Tanjiro's strengthened resolve is even more clear during his battle with Daki. As someone who has their own struggles with fear and anxiety, it was really cool to see Tanjiro pull himself out of a defeatist mindset by addressing and countering the negativity and self-doubt that threatened to overtake him after Daki knocked the wind out of him.

The scene was particularly powerful to me on a personal level because his process for regaining his composure in the face of difficultly was not unlike my own. He recognized the root of the issue, got up, and ultimately decided to keep fighting despite the odds because survival was the only option. It was a very relatable moment, and perfectly illustrated the kind of heart and humanity that makes "Demon Slayer" stand out from other shonen anime. The elements of hope feel realistic as opposed to forced, as does the character growth.

Tegen & Inosuke

Since this has turned into an examination of character growth in the Red-Light District Arc, let's go ahead and look at Tengen and Inosuke. Where Tengen came off as an arrogant, inconsiderate douchebag in the first episode, by episode 4 he has proven to be caring and capable of remorse and humility. This is particularly evident in his merciful dismissal of and apology to Tanjiro and Inosuke when he informs them of Zenitsu's disappearance. He acknowledges that he has somewhat selfishly put their lives at risk because he was so focused n rescuing his wives, and he doesn't berate them for being weaker or seemingly incapable of handling the mission. Instead, he tells them that survival can also be a victory, and that he'd rather they return home to safety so he can complete the mission alone as opposed to further exposing them to danger in Yoshiwara. He also shows a very enthusiastic Inosuke some kindness by entrusting him with "muscle mice," which was really cute and reminded me that "Demon Slayer" is technically considered children's entertainment in its original country of Japan, despite the darker themes and violence that color so much of the story.

Speaking of Inosuke, his intelligence continues to become more apparent. He's not just a dual-wielding, impulsive wild boy with no home training; he's capable of more strategic thinking and thoughtful heroism than he was when he was first introduced in season 1. During the rooftop exchange with Tanjiro in episode 4, it becomes obvious that their friendship and experiences thus far have had a positive impact on Inosuke.

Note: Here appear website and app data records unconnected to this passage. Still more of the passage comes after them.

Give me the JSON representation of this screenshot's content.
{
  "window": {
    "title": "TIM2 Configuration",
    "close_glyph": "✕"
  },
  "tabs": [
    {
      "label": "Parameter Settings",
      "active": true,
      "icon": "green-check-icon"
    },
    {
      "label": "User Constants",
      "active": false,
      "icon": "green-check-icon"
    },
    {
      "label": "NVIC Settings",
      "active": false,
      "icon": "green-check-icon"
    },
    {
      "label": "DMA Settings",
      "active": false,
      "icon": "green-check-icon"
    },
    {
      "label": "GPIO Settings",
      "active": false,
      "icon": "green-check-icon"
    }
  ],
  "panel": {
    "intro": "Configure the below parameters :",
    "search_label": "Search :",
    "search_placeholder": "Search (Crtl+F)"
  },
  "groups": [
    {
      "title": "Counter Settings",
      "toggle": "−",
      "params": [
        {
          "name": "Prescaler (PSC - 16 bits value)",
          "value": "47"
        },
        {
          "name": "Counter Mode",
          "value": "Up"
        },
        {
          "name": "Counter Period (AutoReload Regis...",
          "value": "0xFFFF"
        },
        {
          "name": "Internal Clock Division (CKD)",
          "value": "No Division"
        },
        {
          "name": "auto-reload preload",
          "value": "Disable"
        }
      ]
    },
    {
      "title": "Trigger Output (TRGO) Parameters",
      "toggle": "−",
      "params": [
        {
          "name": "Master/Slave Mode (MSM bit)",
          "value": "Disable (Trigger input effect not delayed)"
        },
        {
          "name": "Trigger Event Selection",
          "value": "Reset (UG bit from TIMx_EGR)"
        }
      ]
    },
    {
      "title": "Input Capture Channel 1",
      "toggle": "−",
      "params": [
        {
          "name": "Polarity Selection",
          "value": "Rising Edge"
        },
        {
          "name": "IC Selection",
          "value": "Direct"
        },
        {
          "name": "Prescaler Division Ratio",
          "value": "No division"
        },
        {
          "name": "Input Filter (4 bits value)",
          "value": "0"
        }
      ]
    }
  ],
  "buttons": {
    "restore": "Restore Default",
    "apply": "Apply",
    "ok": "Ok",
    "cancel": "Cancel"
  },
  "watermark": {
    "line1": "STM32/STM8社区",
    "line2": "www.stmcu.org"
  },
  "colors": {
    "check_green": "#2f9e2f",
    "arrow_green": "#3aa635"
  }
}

Overall, things are certainly picking up in Demon Slayer's Entertainment District Arc. While I'm grateful for the fact that we finally got another fight scene, I'm just as happy that so much time has been dedicated to showcasing the personal growth and depth of the characters we've come to know over the course of the series. That said ... when are gonna get some more Nezuko action? That poor girl has spent like 98% of this arc in a box, so I hope we get to see her again soon in the next episode.